Ideas matter. I suspect that behind every human conflict or disagreement there is an ideaor more than one ideaat stake, and that in most cases the parties concerned are unaware of it. This means that we argue at cross-purposes, never actually engaging with the issue. Much of the time, we never even come to terms, by which I mean we never come to agree on the meanings of the words we use. We just use them, each meaning a different thing. There is no hope of resolving a conflict conducted in this way.
According to the editors of the Britannica Great Books, a liberal education has 2 components:
- learning how to think, read, write, and argue
- applying those skills to the Great Ideas of the Western tradition
When we do this we become fully civilized, at least in the Western sense. We become true citizens, able to engage meaningfully and productively on the issues.
This morning over my corn flakes I was reading the recent special issue of MIT Technology Review, which contains a long piece entitled “The Crisis in Higher Education”. It contains a 1-page sidebar entitled “Another Way to Think about Learning” by Nicholas Negroponte, chairman of the One Laptop Per Child Foundation. His foundation is devoted to delivering computers to disadvantaged children in the developing world, with the idea that even without classrooms or teachers, kids can learn a lot on their own if they have some tools to do so. In two villages in Ethiopia, children have been using foundation tablet-computers to teach themselves to read, and have been making progress. Negroponte notes:
If kids in Ethiopia learn to read without school, what does that say about kids in New York City who do not learn even with school?
He goes on to say that children
can learn a great deal by themselves. More than we give them credit for. Curiosity is natural, and all kids have it unless it is whipped out of them, often by school. . . . Having massive libraries of explicative material like modern-day encyclopedias or textbooks is fine. But such access may be much less significant than building a world in which ideas are shaped, discovered, and reinvented in the name of learning by doing and discovery.
As I munched my flakes I found myself vaguely troubled by this piece. Why? I wondered. Distributing these computers to poor kids around the world can surely only be a good thing. Mr. Negroponte’s foundation is giving the gift of learning to many who otherwise would not have it. What’s not to like?

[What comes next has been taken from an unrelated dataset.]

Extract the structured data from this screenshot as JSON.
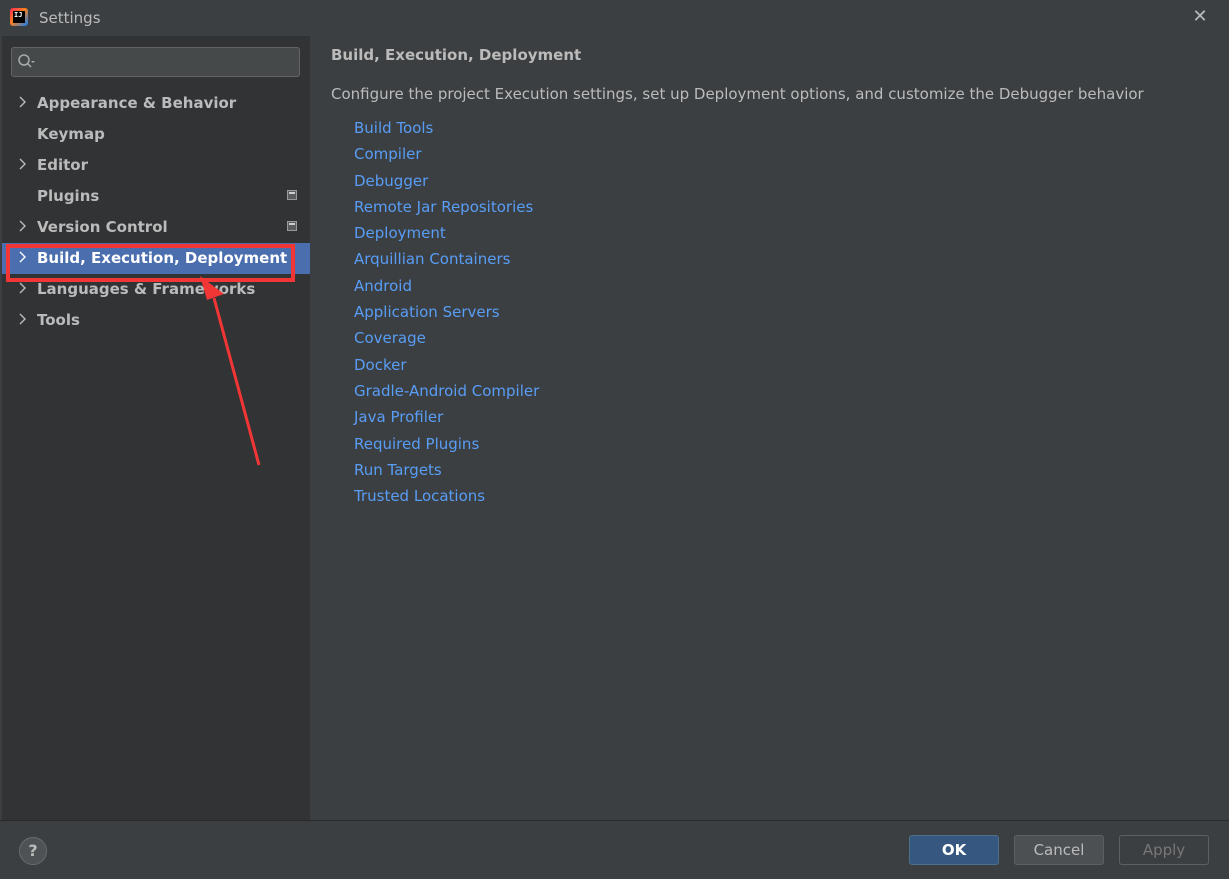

This thought came to mind: learning is not the same thing as education.
Or, on the other hand, maybe it is. Who knows? Does it matter? If so, why does it matter, and to whom?
Education is one of the Great Ideas. These questions are merely entry-points into it; they have no definitive answers. They are points on which people of good will can reasonably differ. But in thinking about them and discussing them we enrich our understanding of Education.
In the Aristotelian conception, teaching, along with farming and medicine, was regarded as one of the cooperative arts: that is, one in which the practitioner uses his skill to help a natural process along. In the case of the teacher, that natural process is learning. For we are curious and we do learn on our own, as do many other animals. In the same way, nature provides food for us if we take the trouble to harvest it, and when we are injured or fall ill, we usually recover. Usually.
Again in the Aristotelian conception, an art is a branch of knowledge concerned with making or doing things. The art of teaching consists in helping the student learn a lot more, a lot faster, than he can on his own. But it means more than that: it also means guiding the student so that he’s learning what will benefit him most.
But what will benefit him most? I’m going to say: putting into his head and hands the means to work toward his own happiness. But in what does his own happiness consist? Well, it happens that Happiness is another of the Great Ideas. I’m reading a book on it right now. Who is the best judge of where a student’s happiness may lie? The student himself, with his callow, unformed thoughts? The teacher, with his limitations and prejudices? Their society, with its fixed beliefs and coercive expectations?
Who knows? It’s a discussion worth having.
Mr. Negroponte’s foundation is seeding many of these poor villages with sophisticated devices on which children are learning to program computersa skill that he rates highly. That’s his privilege; it’s his foundation. But those devices, however helpful and useful they are to their recipients, still represent the ideas and values of those distributing them. Or, to put it another way, they represent a position taken on one or more of the Great Ideas.
I’m sure it’s a good thing. I’m less sure that teaching, or education, can be automated.